Employing tactics as seemingly minor as reducing lawn sprinkler usage, optimizing thermostat settings, disabling unused elevators, reducing filtration on closed pools and unplugging unused refrigerators can amount to considerable savings.
Next, hotel owners should prepare for returning demand. By examining data from parts of Asia and Europe that have been successful in reopening their economies, it is evident that lodging demand is ticking upward, albeit slowly. Hotel owners should assess their property management teams’ 2020 and 2021 budgets and perform breakeven analyses to determine the ideal time to begin ramping up property staffing, sales and marketing, and inventory purchases. Owners should enact new, certified cleanliness standards, evaluate introducing novel concepts into their restaurants and outlets, study the competitive hotel inventory, benchmark performance against comparable properties and also against prior economic recoveries, and scrutinize planned capital expenditures.

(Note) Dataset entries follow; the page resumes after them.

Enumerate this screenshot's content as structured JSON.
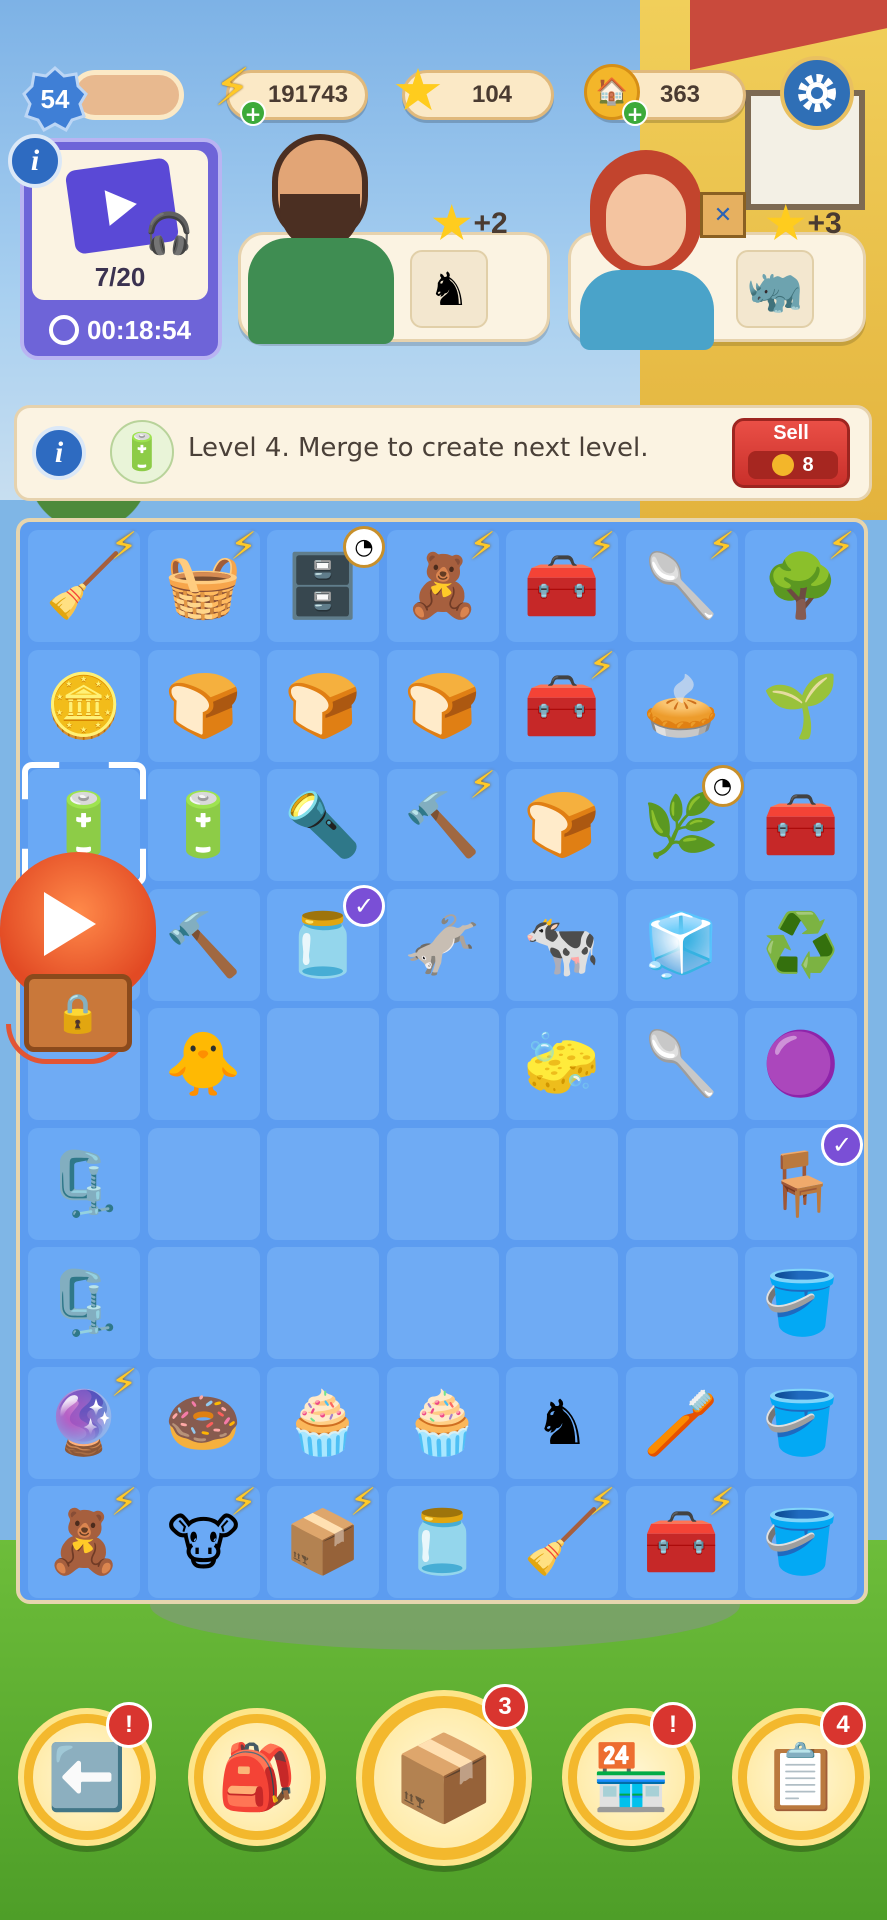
{
  "hud": {
    "player_level": "54",
    "energy": "191743",
    "stars": "104",
    "coins": "363"
  },
  "video_offer": {
    "progress": "7/20",
    "timer": "00:18:54"
  },
  "orders": [
    {
      "character": "bearded-man",
      "reward": "+2",
      "item_icon": "♞"
    },
    {
      "character": "red-haired-woman",
      "reward": "+3",
      "item_icon": "🦏"
    }
  ],
  "item_info": {
    "text": "Level 4. Merge to create next level.",
    "sell_label": "Sell",
    "sell_price": "8"
  },
  "board": {
    "rows": [
      [
        {
          "icon": "🧹",
          "badge": "energy"
        },
        {
          "icon": "🧺",
          "badge": "energy"
        },
        {
          "icon": "🗄️",
          "badge": "clock"
        },
        {
          "icon": "🧸",
          "badge": "energy"
        },
        {
          "icon": "🧰",
          "badge": "energy"
        },
        {
          "icon": "🥄",
          "badge": "energy"
        },
        {
          "icon": "🌳",
          "badge": "energy"
        }
      ],
      [
        {
          "icon": "🪙",
          "badge": ""
        },
        {
          "icon": "🍞",
          "badge": ""
        },
        {
          "icon": "🍞",
          "badge": ""
        },
        {
          "icon": "🍞",
          "badge": ""
        },
        {
          "icon": "🧰",
          "badge": "energy"
        },
        {
          "icon": "🥧",
          "badge": ""
        },
        {
          "icon": "🌱",
          "badge": ""
        }
      ],
      [
        {
          "icon": "🔋",
          "badge": "selected"
        },
        {
          "icon": "🔋",
          "badge": ""
        },
        {
          "icon": "🔦",
          "badge": ""
        },
        {
          "icon": "🔨",
          "badge": "energy"
        },
        {
          "icon": "🍞",
          "badge": ""
        },
        {
          "icon": "🌿",
          "badge": "clock"
        },
        {
          "icon": "🧰",
          "badge": ""
        }
      ],
      [
        {
          "icon": "",
          "badge": ""
        },
        {
          "icon": "🔨",
          "badge": ""
        },
        {
          "icon": "🫙",
          "badge": "check"
        },
        {
          "icon": "🫏",
          "badge": ""
        },
        {
          "icon": "🐄",
          "badge": ""
        },
        {
          "icon": "🧊",
          "badge": ""
        },
        {
          "icon": "♻️",
          "badge": ""
        }
      ],
      [
        {
          "icon": "",
          "badge": ""
        },
        {
          "icon": "🐥",
          "badge": ""
        },
        {
          "icon": "",
          "badge": ""
        },
        {
          "icon": "",
          "badge": ""
        },
        {
          "icon": "🧽",
          "badge": ""
        },
        {
          "icon": "🥄",
          "badge": ""
        },
        {
          "icon": "🟣",
          "badge": ""
        }
      ],
      [
        {
          "icon": "🗜️",
          "badge": ""
        },
        {
          "icon": "",
          "badge": ""
        },
        {
          "icon": "",
          "badge": ""
        },
        {
          "icon": "",
          "badge": ""
        },
        {
          "icon": "",
          "badge": ""
        },
        {
          "icon": "",
          "badge": ""
        },
        {
          "icon": "🪑",
          "badge": "check"
        }
      ],
      [
        {
          "icon": "🗜️",
          "badge": ""
        },
        {
          "icon": "",
          "badge": ""
        },
        {
          "icon": "",
          "badge": ""
        },
        {
          "icon": "",
          "badge": ""
        },
        {
          "icon": "",
          "badge": ""
        },
        {
          "icon": "",
          "badge": ""
        },
        {
          "icon": "🪣",
          "badge": ""
        }
      ],
      [
        {
          "icon": "🔮",
          "badge": "energy"
        },
        {
          "icon": "🍩",
          "badge": ""
        },
        {
          "icon": "🧁",
          "badge": ""
        },
        {
          "icon": "🧁",
          "badge": ""
        },
        {
          "icon": "♞",
          "badge": ""
        },
        {
          "icon": "🪥",
          "badge": ""
        },
        {
          "icon": "🪣",
          "badge": ""
        }
      ],
      [
        {
          "icon": "🧸",
          "badge": "energy"
        },
        {
          "icon": "🐮",
          "badge": "energy"
        },
        {
          "icon": "📦",
          "badge": "energy"
        },
        {
          "icon": "🫙",
          "badge": ""
        },
        {
          "icon": "🧹",
          "badge": "energy"
        },
        {
          "icon": "🧰",
          "badge": "energy"
        },
        {
          "icon": "🪣",
          "badge": ""
        }
      ]
    ]
  },
  "bottom_nav": [
    {
      "name": "back",
      "icon": "⬅️",
      "badge": "!"
    },
    {
      "name": "backpack",
      "icon": "🎒",
      "badge": ""
    },
    {
      "name": "crate",
      "icon": "📦",
      "badge": "3"
    },
    {
      "name": "shop",
      "icon": "🏪",
      "badge": "!"
    },
    {
      "name": "tasks",
      "icon": "📋",
      "badge": "4"
    }
  ],
  "colors": {
    "board": "#5c9cf0",
    "energy": "#ffc928",
    "sell": "#d63a33",
    "nav": "#f3b82d"
  }
}
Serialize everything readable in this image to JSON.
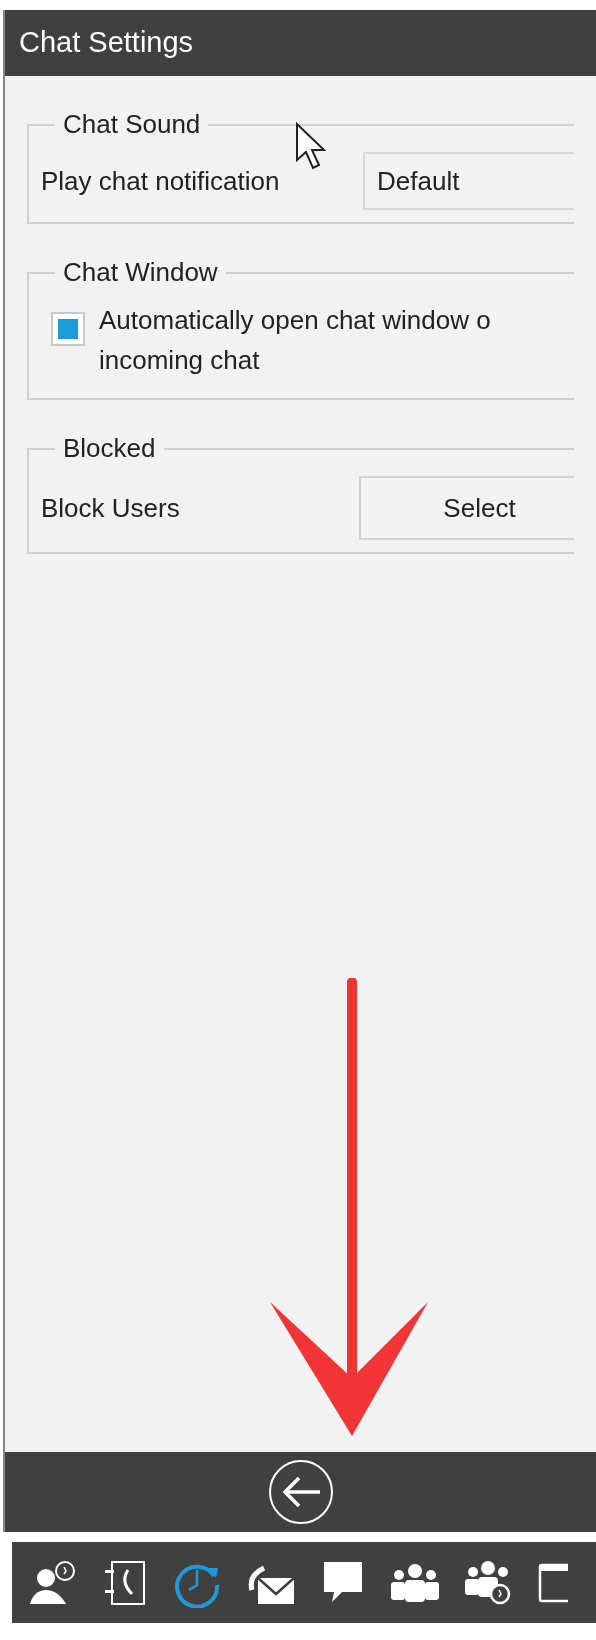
{
  "window": {
    "title": "Chat Settings"
  },
  "groups": [
    {
      "kind": "dropdown",
      "title": "Chat Sound",
      "label": "Play chat notification",
      "value": "Default"
    },
    {
      "kind": "checkbox",
      "title": "Chat Window",
      "lines": [
        "Automatically open chat window o",
        "incoming chat"
      ],
      "checked": true
    },
    {
      "kind": "button",
      "title": "Blocked",
      "label": "Block Users",
      "button": "Select"
    }
  ],
  "toolbar": [
    {
      "kind": "contact",
      "selected": false
    },
    {
      "kind": "phonebook",
      "selected": false
    },
    {
      "kind": "history",
      "selected": true
    },
    {
      "kind": "voicemail",
      "selected": false
    },
    {
      "kind": "chat",
      "selected": false
    },
    {
      "kind": "group",
      "selected": false
    },
    {
      "kind": "grouptimer",
      "selected": false
    },
    {
      "kind": "window",
      "selected": false
    }
  ]
}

While short-stay transient demand is likely to return most quickly, group demand emanating from conferences and meetings is likely to greatly lag, potentially until a vaccine is widespread. Hotel management companies today should be prioritizing replacing those blocks of group rooms with other sources of revenues, perhaps through longer-term contracts with airlines or government agencies.
Furthermore, university hoteliers can benefit from the campus ecosystem in unique ways related to hospitality.
Underutilized ballrooms and restaurants may have alternative uses as study halls, fitness facilities, student lounges, and snack bars. Administrators should evaluate formalizing relationships with campus health systems to augment guestroom demand at university-owned hotels. Universities may also be more influential in directing university-related business to their owned hotels, although relationships with other campus partner hotels must be taken into consideration.
Institutional officials may also need to consider utilizing hotel rooms for COVID-19-related displacement. Some schools are evaluating the prospect of single-occupancy student housing for the fall semester. Owned hotels could be used for overflow capacity, and long-term contracts can also be struck with campus hotel partners who would welcome the steady business, even at discounted rates. Alternatively, many universities are examining saving some of their student housing stock for quarantine situations, should they arise. Hotel room inventory on campus can provide additional flexibility to these schools.
While the pandemic has created unprecedented disruptions on college campuses across the country, and especially within university-owned hotels, administrators have the opportunity to be proactive in leveraging their hotel real estate in new ways while preparing for growth when traditional demand inevitably returns.